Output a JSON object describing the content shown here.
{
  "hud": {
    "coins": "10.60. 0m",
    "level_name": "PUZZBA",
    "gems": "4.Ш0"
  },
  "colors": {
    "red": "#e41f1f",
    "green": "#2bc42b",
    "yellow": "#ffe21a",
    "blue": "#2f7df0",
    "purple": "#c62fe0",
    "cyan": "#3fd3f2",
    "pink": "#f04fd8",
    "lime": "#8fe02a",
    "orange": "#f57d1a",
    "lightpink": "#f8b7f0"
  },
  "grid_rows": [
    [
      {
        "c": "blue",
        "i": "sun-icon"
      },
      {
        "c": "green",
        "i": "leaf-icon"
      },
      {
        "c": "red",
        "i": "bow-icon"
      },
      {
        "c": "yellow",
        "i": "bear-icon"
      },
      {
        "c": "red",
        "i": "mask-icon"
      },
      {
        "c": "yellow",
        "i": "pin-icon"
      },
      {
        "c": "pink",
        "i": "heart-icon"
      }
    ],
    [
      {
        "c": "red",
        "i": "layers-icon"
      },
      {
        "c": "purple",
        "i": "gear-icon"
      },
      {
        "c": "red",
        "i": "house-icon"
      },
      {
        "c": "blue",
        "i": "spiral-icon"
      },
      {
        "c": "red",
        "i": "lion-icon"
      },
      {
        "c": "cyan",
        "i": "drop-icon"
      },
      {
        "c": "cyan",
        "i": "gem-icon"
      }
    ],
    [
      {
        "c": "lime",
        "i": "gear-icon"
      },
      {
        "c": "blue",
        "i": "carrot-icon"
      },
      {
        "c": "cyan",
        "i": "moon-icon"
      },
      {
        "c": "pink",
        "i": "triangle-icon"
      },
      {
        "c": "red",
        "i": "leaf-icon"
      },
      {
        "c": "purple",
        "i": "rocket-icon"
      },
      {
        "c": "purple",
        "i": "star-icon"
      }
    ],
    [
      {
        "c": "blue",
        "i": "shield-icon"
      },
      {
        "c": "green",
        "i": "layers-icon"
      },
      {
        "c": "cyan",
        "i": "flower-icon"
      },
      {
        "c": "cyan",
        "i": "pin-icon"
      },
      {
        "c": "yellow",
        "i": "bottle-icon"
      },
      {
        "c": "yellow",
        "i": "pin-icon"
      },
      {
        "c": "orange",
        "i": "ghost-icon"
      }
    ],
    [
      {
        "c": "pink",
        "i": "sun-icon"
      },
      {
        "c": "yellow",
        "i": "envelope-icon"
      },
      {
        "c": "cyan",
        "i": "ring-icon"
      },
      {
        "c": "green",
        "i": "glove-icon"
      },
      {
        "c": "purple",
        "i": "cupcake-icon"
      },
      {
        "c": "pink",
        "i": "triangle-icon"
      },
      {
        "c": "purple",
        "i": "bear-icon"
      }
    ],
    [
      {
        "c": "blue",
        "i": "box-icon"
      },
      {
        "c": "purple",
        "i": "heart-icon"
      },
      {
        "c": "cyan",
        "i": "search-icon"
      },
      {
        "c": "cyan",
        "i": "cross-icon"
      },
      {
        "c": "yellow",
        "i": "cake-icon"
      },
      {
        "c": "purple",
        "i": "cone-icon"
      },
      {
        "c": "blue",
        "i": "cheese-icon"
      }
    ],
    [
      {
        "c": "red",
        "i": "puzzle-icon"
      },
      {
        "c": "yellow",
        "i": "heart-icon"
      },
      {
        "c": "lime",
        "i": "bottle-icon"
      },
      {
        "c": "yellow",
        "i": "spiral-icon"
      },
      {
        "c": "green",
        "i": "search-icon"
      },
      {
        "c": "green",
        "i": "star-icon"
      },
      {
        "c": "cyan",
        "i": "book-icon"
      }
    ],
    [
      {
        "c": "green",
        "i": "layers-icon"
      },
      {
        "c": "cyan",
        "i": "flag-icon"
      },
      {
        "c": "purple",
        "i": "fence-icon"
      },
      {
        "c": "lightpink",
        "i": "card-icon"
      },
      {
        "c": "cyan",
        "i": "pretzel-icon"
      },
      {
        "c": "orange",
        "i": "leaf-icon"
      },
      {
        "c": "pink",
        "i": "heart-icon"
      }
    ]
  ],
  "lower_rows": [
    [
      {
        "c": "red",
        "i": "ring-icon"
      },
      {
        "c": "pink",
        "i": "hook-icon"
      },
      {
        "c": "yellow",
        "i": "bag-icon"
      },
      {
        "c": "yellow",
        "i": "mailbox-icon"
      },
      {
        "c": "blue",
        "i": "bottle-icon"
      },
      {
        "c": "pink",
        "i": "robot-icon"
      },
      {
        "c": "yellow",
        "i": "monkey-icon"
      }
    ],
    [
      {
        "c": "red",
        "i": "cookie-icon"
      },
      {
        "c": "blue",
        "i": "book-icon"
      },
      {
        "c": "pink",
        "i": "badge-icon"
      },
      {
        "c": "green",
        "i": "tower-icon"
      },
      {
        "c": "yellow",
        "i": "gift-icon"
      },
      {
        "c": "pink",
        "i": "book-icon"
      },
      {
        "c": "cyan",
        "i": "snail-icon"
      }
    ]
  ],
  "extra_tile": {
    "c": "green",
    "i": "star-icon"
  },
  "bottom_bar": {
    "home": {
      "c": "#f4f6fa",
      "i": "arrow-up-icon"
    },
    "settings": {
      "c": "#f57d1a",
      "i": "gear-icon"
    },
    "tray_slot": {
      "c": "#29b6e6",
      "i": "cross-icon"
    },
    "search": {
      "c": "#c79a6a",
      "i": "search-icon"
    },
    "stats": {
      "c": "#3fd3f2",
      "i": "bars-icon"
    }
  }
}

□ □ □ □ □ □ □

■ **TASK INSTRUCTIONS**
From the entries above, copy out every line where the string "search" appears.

■ **RESPONSE BELOW**
        "i": "search-icon"
        "i": "search-icon"
    "search": {
      "i": "search-icon"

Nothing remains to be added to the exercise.